*WHAT THIS TASK INVOLVES*:
The records that follow are to be repeated exactly, in full.

*PROVIDED RECORDS*:

== Segment start ==

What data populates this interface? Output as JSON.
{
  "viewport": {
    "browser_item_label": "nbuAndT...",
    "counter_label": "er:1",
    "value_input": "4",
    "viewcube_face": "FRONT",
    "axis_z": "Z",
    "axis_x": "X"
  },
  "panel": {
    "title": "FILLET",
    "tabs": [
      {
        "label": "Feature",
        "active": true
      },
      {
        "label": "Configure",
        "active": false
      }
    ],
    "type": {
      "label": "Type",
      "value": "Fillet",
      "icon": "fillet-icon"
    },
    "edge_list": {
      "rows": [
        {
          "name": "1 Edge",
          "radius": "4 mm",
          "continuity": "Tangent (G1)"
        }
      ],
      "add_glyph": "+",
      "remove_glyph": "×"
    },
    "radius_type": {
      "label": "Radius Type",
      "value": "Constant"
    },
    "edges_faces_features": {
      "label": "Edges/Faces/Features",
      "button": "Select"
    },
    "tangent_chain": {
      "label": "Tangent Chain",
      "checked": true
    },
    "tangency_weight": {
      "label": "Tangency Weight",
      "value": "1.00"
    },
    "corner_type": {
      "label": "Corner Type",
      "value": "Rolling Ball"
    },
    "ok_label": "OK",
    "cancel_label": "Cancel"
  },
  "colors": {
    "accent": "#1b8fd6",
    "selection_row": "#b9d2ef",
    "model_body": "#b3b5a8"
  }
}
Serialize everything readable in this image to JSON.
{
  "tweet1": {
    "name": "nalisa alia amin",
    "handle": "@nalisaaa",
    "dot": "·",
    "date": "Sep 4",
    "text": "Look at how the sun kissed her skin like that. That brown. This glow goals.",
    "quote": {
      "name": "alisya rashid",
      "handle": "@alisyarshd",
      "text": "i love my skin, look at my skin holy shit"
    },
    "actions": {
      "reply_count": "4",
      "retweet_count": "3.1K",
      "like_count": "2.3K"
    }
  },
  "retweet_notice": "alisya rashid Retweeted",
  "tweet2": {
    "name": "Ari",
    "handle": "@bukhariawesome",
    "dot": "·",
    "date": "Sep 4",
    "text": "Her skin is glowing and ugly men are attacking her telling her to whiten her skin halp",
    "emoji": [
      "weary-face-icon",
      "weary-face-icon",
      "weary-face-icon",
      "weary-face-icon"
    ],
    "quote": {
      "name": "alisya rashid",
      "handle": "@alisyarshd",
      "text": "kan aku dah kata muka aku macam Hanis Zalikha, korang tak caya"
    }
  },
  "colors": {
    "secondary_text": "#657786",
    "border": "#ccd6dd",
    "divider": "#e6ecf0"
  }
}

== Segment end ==

*ANSWER BOX*:
What data populates this interface? Output as JSON.
{
  "viewport": {
    "browser_item_label": "nbuAndT...",
    "counter_label": "er:1",
    "value_input": "4",
    "viewcube_face": "FRONT",
    "axis_z": "Z",
    "axis_x": "X"
  },
  "panel": {
    "title": "FILLET",
    "tabs": [
      {
        "label": "Feature",
        "active": true
      },
      {
        "label": "Configure",
        "active": false
      }
    ],
    "type": {
      "label": "Type",
      "value": "Fillet",
      "icon": "fillet-icon"
    },
    "edge_list": {
      "rows": [
        {
          "name": "1 Edge",
          "radius": "4 mm",
          "continuity": "Tangent (G1)"
        }
      ],
      "add_glyph": "+",
      "remove_glyph": "×"
    },
    "radius_type": {
      "label": "Radius Type",
      "value": "Constant"
    },
    "edges_faces_features": {
      "label": "Edges/Faces/Features",
      "button": "Select"
    },
    "tangent_chain": {
      "label": "Tangent Chain",
      "checked": true
    },
    "tangency_weight": {
      "label": "Tangency Weight",
      "value": "1.00"
    },
    "corner_type": {
      "label": "Corner Type",
      "value": "Rolling Ball"
    },
    "ok_label": "OK",
    "cancel_label": "Cancel"
  },
  "colors": {
    "accent": "#1b8fd6",
    "selection_row": "#b9d2ef",
    "model_body": "#b3b5a8"
  }
}
Serialize everything readable in this image to JSON.
{
  "tweet1": {
    "name": "nalisa alia amin",
    "handle": "@nalisaaa",
    "dot": "·",
    "date": "Sep 4",
    "text": "Look at how the sun kissed her skin like that. That brown. This glow goals.",
    "quote": {
      "name": "alisya rashid",
      "handle": "@alisyarshd",
      "text": "i love my skin, look at my skin holy shit"
    },
    "actions": {
      "reply_count": "4",
      "retweet_count": "3.1K",
      "like_count": "2.3K"
    }
  },
  "retweet_notice": "alisya rashid Retweeted",
  "tweet2": {
    "name": "Ari",
    "handle": "@bukhariawesome",
    "dot": "·",
    "date": "Sep 4",
    "text": "Her skin is glowing and ugly men are attacking her telling her to whiten her skin halp",
    "emoji": [
      "weary-face-icon",
      "weary-face-icon",
      "weary-face-icon",
      "weary-face-icon"
    ],
    "quote": {
      "name": "alisya rashid",
      "handle": "@alisyarshd",
      "text": "kan aku dah kata muka aku macam Hanis Zalikha, korang tak caya"
    }
  },
  "colors": {
    "secondary_text": "#657786",
    "border": "#ccd6dd",
    "divider": "#e6ecf0"
  }
}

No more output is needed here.